### [ABOUT THIS EXERCISE]
Copy out the lines below that hold the word "into".

### [Source data]
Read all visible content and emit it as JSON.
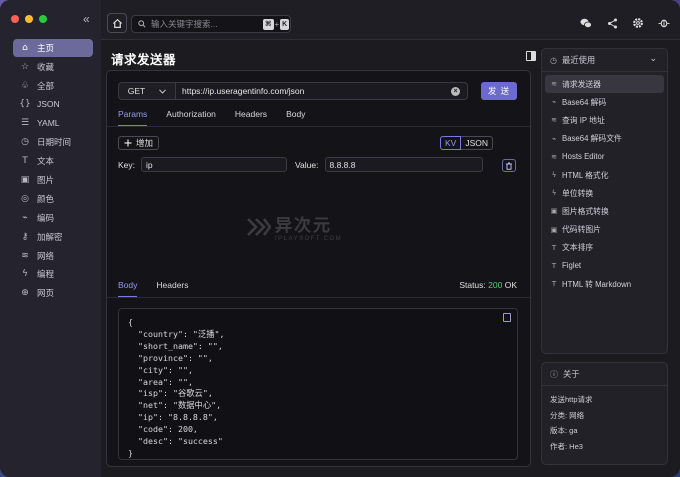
{
  "sidebar": {
    "items": [
      {
        "icon": "⌂",
        "label": "主页",
        "active": true
      },
      {
        "icon": "☆",
        "label": "收藏"
      },
      {
        "icon": "♧",
        "label": "全部"
      },
      {
        "icon": "{}",
        "label": "JSON"
      },
      {
        "icon": "☰",
        "label": "YAML"
      },
      {
        "icon": "◷",
        "label": "日期时间"
      },
      {
        "icon": "T",
        "label": "文本"
      },
      {
        "icon": "▣",
        "label": "图片"
      },
      {
        "icon": "◎",
        "label": "颜色"
      },
      {
        "icon": "⌁",
        "label": "编码"
      },
      {
        "icon": "⚷",
        "label": "加解密"
      },
      {
        "icon": "≋",
        "label": "网络"
      },
      {
        "icon": "ϟ",
        "label": "编程"
      },
      {
        "icon": "⊕",
        "label": "网页"
      }
    ]
  },
  "topbar": {
    "search_placeholder": "输入关键字搜索...",
    "shortcut_key1": "⌘",
    "shortcut_plus": "+",
    "shortcut_key2": "K"
  },
  "main": {
    "title": "请求发送器",
    "method": "GET",
    "url": "https://ip.useragentinfo.com/json",
    "send_label": "发 送",
    "tabs": [
      "Params",
      "Authorization",
      "Headers",
      "Body"
    ],
    "add_label": "增加",
    "kv_label": "KV",
    "json_label": "JSON",
    "key_label": "Key:",
    "key_value": "ip",
    "value_label": "Value:",
    "value_value": "8.8.8.8",
    "watermark": "异次元",
    "watermark_sub": "IPLAYSOFT.COM",
    "response_tabs": [
      "Body",
      "Headers"
    ],
    "status_label": "Status:",
    "status_code": "200",
    "status_text": "OK",
    "response_body": "{\n  \"country\": \"泛播\",\n  \"short_name\": \"\",\n  \"province\": \"\",\n  \"city\": \"\",\n  \"area\": \"\",\n  \"isp\": \"谷歌云\",\n  \"net\": \"数据中心\",\n  \"ip\": \"8.8.8.8\",\n  \"code\": 200,\n  \"desc\": \"success\"\n}"
  },
  "recent": {
    "title": "最近使用",
    "items": [
      {
        "icon": "≋",
        "label": "请求发送器",
        "active": true
      },
      {
        "icon": "⌁",
        "label": "Base64 解码"
      },
      {
        "icon": "≋",
        "label": "查询 IP 地址"
      },
      {
        "icon": "⌁",
        "label": "Base64 解码文件"
      },
      {
        "icon": "≋",
        "label": "Hosts Editor"
      },
      {
        "icon": "ϟ",
        "label": "HTML 格式化"
      },
      {
        "icon": "ϟ",
        "label": "单位转换"
      },
      {
        "icon": "▣",
        "label": "图片格式转换"
      },
      {
        "icon": "▣",
        "label": "代码转图片"
      },
      {
        "icon": "T",
        "label": "文本排序"
      },
      {
        "icon": "T",
        "label": "Figlet"
      },
      {
        "icon": "T",
        "label": "HTML 转 Markdown"
      }
    ]
  },
  "about": {
    "title": "关于",
    "description": "发送http请求",
    "category": "分类: 网络",
    "version": "版本: ga",
    "author": "作者: He3"
  },
  "colors": {
    "accent": "#6c6ad0",
    "status_ok": "#4cd07a"
  }
}
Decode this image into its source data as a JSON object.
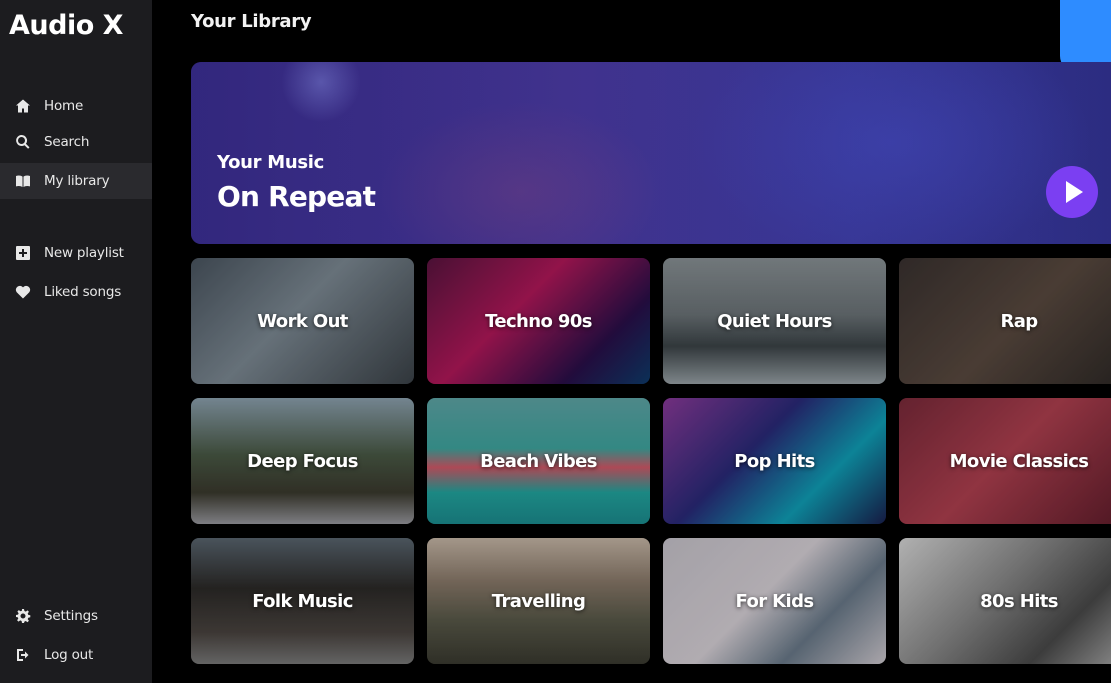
{
  "app": {
    "title": "Audio X"
  },
  "sidebar": {
    "items": [
      {
        "label": "Home",
        "icon": "home-icon"
      },
      {
        "label": "Search",
        "icon": "search-icon"
      },
      {
        "label": "My library",
        "icon": "book-icon",
        "active": true
      },
      {
        "label": "New playlist",
        "icon": "plus-square-icon"
      },
      {
        "label": "Liked songs",
        "icon": "heart-icon"
      },
      {
        "label": "Settings",
        "icon": "gear-icon"
      },
      {
        "label": "Log out",
        "icon": "logout-icon"
      }
    ]
  },
  "main": {
    "title": "Your Library",
    "hero": {
      "subtitle": "Your Music",
      "title": "On Repeat",
      "play_icon": "play-icon"
    },
    "tiles": [
      {
        "label": "Work Out"
      },
      {
        "label": "Techno 90s"
      },
      {
        "label": "Quiet Hours"
      },
      {
        "label": "Rap"
      },
      {
        "label": "Deep Focus"
      },
      {
        "label": "Beach Vibes"
      },
      {
        "label": "Pop Hits"
      },
      {
        "label": "Movie Classics"
      },
      {
        "label": "Folk Music"
      },
      {
        "label": "Travelling"
      },
      {
        "label": "For Kids"
      },
      {
        "label": "80s Hits"
      }
    ]
  },
  "colors": {
    "sidebar_bg": "#1c1c1f",
    "accent_play": "#7b3ff2",
    "corner_badge": "#2e8cff"
  }
}
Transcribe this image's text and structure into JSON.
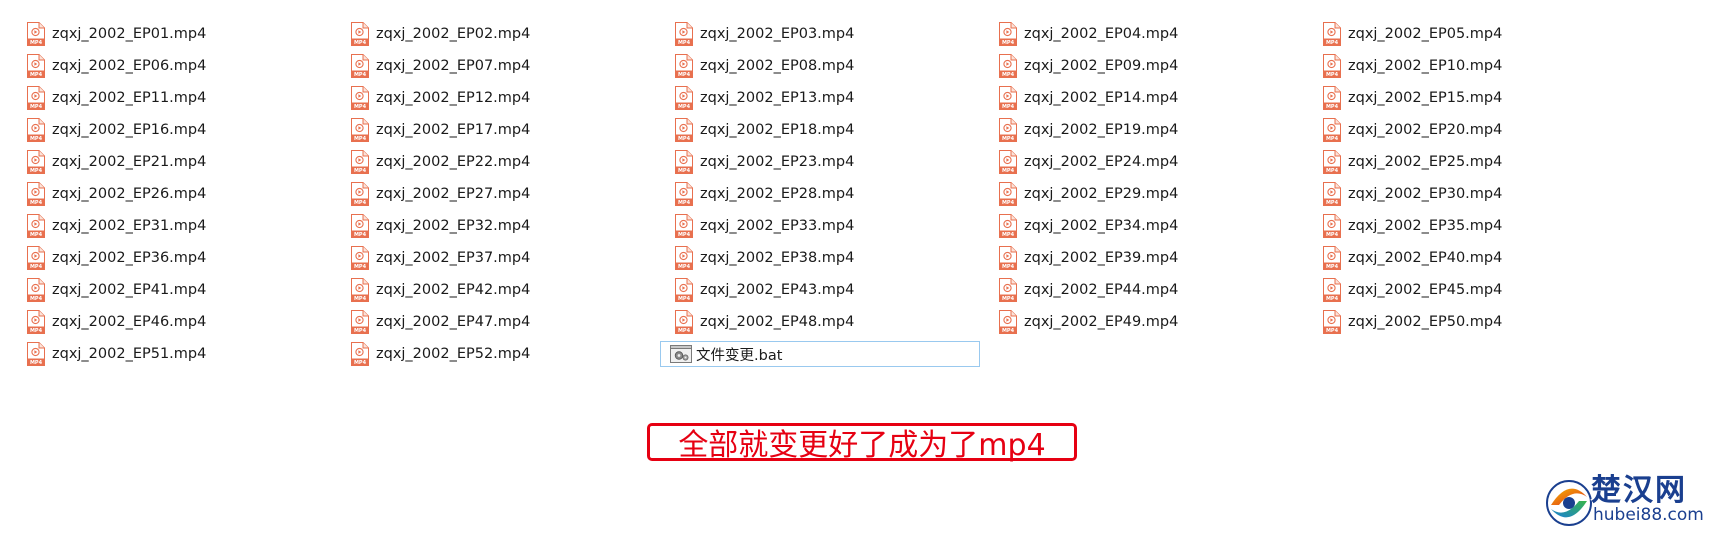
{
  "files": [
    {
      "name": "zqxj_2002_EP01.mp4",
      "type": "mp4"
    },
    {
      "name": "zqxj_2002_EP02.mp4",
      "type": "mp4"
    },
    {
      "name": "zqxj_2002_EP03.mp4",
      "type": "mp4"
    },
    {
      "name": "zqxj_2002_EP04.mp4",
      "type": "mp4"
    },
    {
      "name": "zqxj_2002_EP05.mp4",
      "type": "mp4"
    },
    {
      "name": "zqxj_2002_EP06.mp4",
      "type": "mp4"
    },
    {
      "name": "zqxj_2002_EP07.mp4",
      "type": "mp4"
    },
    {
      "name": "zqxj_2002_EP08.mp4",
      "type": "mp4"
    },
    {
      "name": "zqxj_2002_EP09.mp4",
      "type": "mp4"
    },
    {
      "name": "zqxj_2002_EP10.mp4",
      "type": "mp4"
    },
    {
      "name": "zqxj_2002_EP11.mp4",
      "type": "mp4"
    },
    {
      "name": "zqxj_2002_EP12.mp4",
      "type": "mp4"
    },
    {
      "name": "zqxj_2002_EP13.mp4",
      "type": "mp4"
    },
    {
      "name": "zqxj_2002_EP14.mp4",
      "type": "mp4"
    },
    {
      "name": "zqxj_2002_EP15.mp4",
      "type": "mp4"
    },
    {
      "name": "zqxj_2002_EP16.mp4",
      "type": "mp4"
    },
    {
      "name": "zqxj_2002_EP17.mp4",
      "type": "mp4"
    },
    {
      "name": "zqxj_2002_EP18.mp4",
      "type": "mp4"
    },
    {
      "name": "zqxj_2002_EP19.mp4",
      "type": "mp4"
    },
    {
      "name": "zqxj_2002_EP20.mp4",
      "type": "mp4"
    },
    {
      "name": "zqxj_2002_EP21.mp4",
      "type": "mp4"
    },
    {
      "name": "zqxj_2002_EP22.mp4",
      "type": "mp4"
    },
    {
      "name": "zqxj_2002_EP23.mp4",
      "type": "mp4"
    },
    {
      "name": "zqxj_2002_EP24.mp4",
      "type": "mp4"
    },
    {
      "name": "zqxj_2002_EP25.mp4",
      "type": "mp4"
    },
    {
      "name": "zqxj_2002_EP26.mp4",
      "type": "mp4"
    },
    {
      "name": "zqxj_2002_EP27.mp4",
      "type": "mp4"
    },
    {
      "name": "zqxj_2002_EP28.mp4",
      "type": "mp4"
    },
    {
      "name": "zqxj_2002_EP29.mp4",
      "type": "mp4"
    },
    {
      "name": "zqxj_2002_EP30.mp4",
      "type": "mp4"
    },
    {
      "name": "zqxj_2002_EP31.mp4",
      "type": "mp4"
    },
    {
      "name": "zqxj_2002_EP32.mp4",
      "type": "mp4"
    },
    {
      "name": "zqxj_2002_EP33.mp4",
      "type": "mp4"
    },
    {
      "name": "zqxj_2002_EP34.mp4",
      "type": "mp4"
    },
    {
      "name": "zqxj_2002_EP35.mp4",
      "type": "mp4"
    },
    {
      "name": "zqxj_2002_EP36.mp4",
      "type": "mp4"
    },
    {
      "name": "zqxj_2002_EP37.mp4",
      "type": "mp4"
    },
    {
      "name": "zqxj_2002_EP38.mp4",
      "type": "mp4"
    },
    {
      "name": "zqxj_2002_EP39.mp4",
      "type": "mp4"
    },
    {
      "name": "zqxj_2002_EP40.mp4",
      "type": "mp4"
    },
    {
      "name": "zqxj_2002_EP41.mp4",
      "type": "mp4"
    },
    {
      "name": "zqxj_2002_EP42.mp4",
      "type": "mp4"
    },
    {
      "name": "zqxj_2002_EP43.mp4",
      "type": "mp4"
    },
    {
      "name": "zqxj_2002_EP44.mp4",
      "type": "mp4"
    },
    {
      "name": "zqxj_2002_EP45.mp4",
      "type": "mp4"
    },
    {
      "name": "zqxj_2002_EP46.mp4",
      "type": "mp4"
    },
    {
      "name": "zqxj_2002_EP47.mp4",
      "type": "mp4"
    },
    {
      "name": "zqxj_2002_EP48.mp4",
      "type": "mp4"
    },
    {
      "name": "zqxj_2002_EP49.mp4",
      "type": "mp4"
    },
    {
      "name": "zqxj_2002_EP50.mp4",
      "type": "mp4"
    },
    {
      "name": "zqxj_2002_EP51.mp4",
      "type": "mp4"
    },
    {
      "name": "zqxj_2002_EP52.mp4",
      "type": "mp4"
    },
    {
      "name": "文件变更.bat",
      "type": "bat",
      "selected": true
    }
  ],
  "icons": {
    "mp4": "mp4-file-icon",
    "bat": "batch-file-gear-icon",
    "mp4_badge": "MP4",
    "mp4_color": "#e8704f"
  },
  "annotation": {
    "text": "全部就变更好了成为了mp4",
    "color": "#e60012"
  },
  "watermark": {
    "name": "楚汉网",
    "domain": "hubei88.com",
    "color": "#1a3f8f"
  },
  "colors": {
    "selection_border": "#99c9ef",
    "background": "#ffffff"
  }
}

### [EXERCISE SOLUTION]
Decode this image into its source data as a JSON object.
Transcribe this image's text and structure into JSON.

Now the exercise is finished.